Joseph never learned to drive a car but rode a bicycle with confidence and reckons he could ride a horse too, ‘but badly’. The farthest he has travelled is Dublin, to which he once journeyed by train to watch Tipperary win the All-Ireland. He also used to frequent Thurles for the Munster Final, particularly savouring those occasions when Tipperary beat Cork. ‘We used to say Cork beat and the hay saved,’ he says wistfully.
As a youth Joseph hurled ‘for the craic’, although he dismisses the notion that he was ever a sporty type. He also used to be something of a card shark, flipping out winning hands of 25s in Sullivan’s pub in Kilsheelan. ‘But the money got bigger and then you’re gambling so I got out of it,’ says he sagely. Whilst he has occasionally been to the coursing competitions at nearby Ballyglasheen, Joseph was never one to wager his money foolishly, ‘not on man, dog or horse’. Instead he derives considerable pleasure from ceilidh music. ‘I don’t play and I can’t sing but I love it,’ says he. ‘I wouldn’t give tuppence for anything else I hear on the wireless except ceilidh.’

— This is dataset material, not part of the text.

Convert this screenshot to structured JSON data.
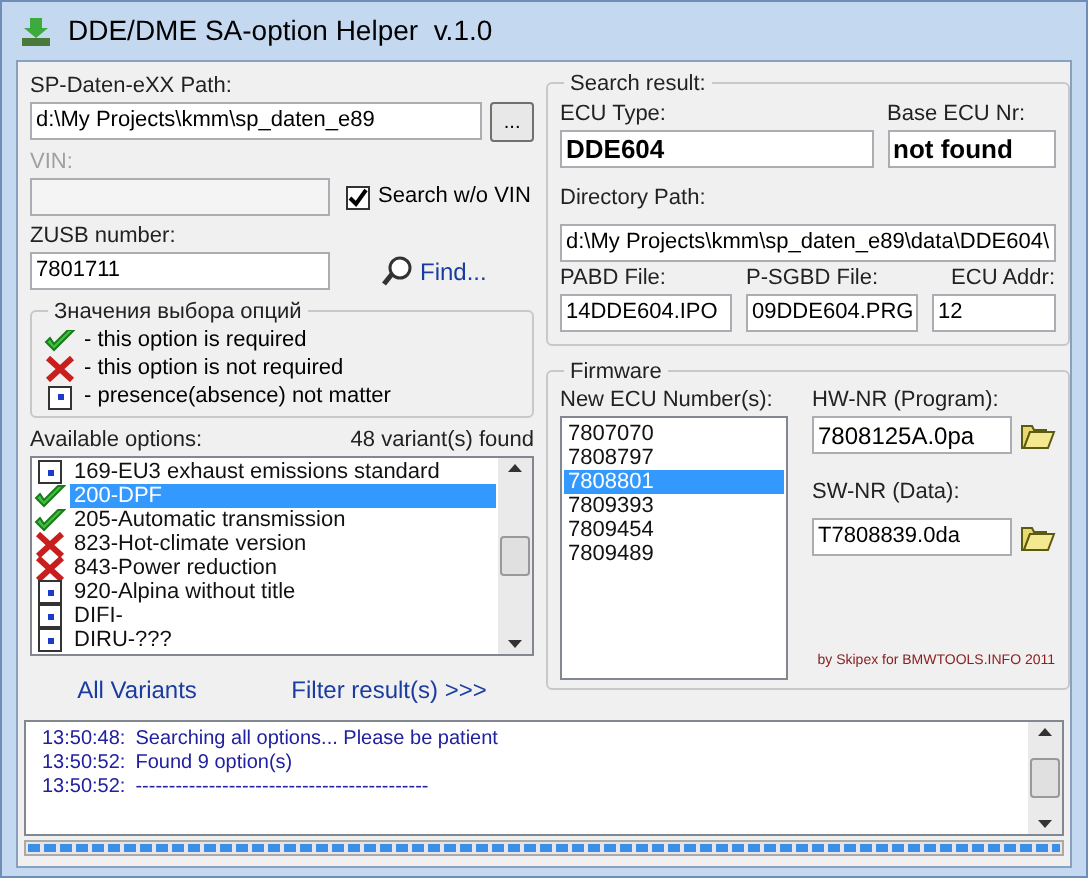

Joseph has always lived a quiet life, at ease with a newspaper, a cigarette and, so long as it’s ceilidh time, a radio. He often sits on the bench by the crossroads in Kilsheelan, peaky hat over his eyes, watching the world whizz by. A dog called Blacky is by his side and Joseph endeavours to walk him every day, irrespective of weather.
‘I’ve seen a lot of changes’, he says. ‘But for the good or the bad I don’t know which. People say they are happier now than they were but I don’t believe they are. Money is not all. In the old days you could go out in the morning and pick up an odd job. But now you won’t get work like that anywhere. It’s a very different world.’
After his portrait graced the cover of ‘Vanishing Ireland – Reflections of Our Changing Times’, Joe’s fame grew swift. The local community united and gave him a clock by way of a congratulatory present. And then the strangers began to arrive, looking to talk to him about rabbits and bilberries and ceilidh music. Some just wanted his autograph. One visitor from Pittsburgh, snapped a photo of him holding up her signed copy of ‘Vanishing Ireland’ outside Sullivan’s Pub last April, and spoke of him as a picture of health and joy.
When I learned of Joe’s tragic death on a Monday morning in November 2015, I posted an obituary to him on the Vanishing Ireland facebook page. It clocked 1000 likes in 24 hours as well as 200 plus comments. Many were by people who knew him, recalling a kind, friendly character who loved pottering about in his yard betwixt his chickens and his dogs. The granddaughter of one of his friends told how she would miss ‘your voice grumbling at me, or you waving your stick at me, giving out.’
Another told how she had moved into a new housing estate behind Joe’s house nine years ago. ‘There were still diggers and big machinery everywhere. Joe was standing in his driveway, looking back at it, somewhat lost and bewildered, scratching his head. I remember thinking how sad for him to have all the townies come in and invade his village. [It was] practically his back yard’.
Joe Hanrahan was a wonderful man and it was an exceptional honour to have him as a cover star.
Photographs: James Fennell.
With thanks to Nicola and Harry Everard.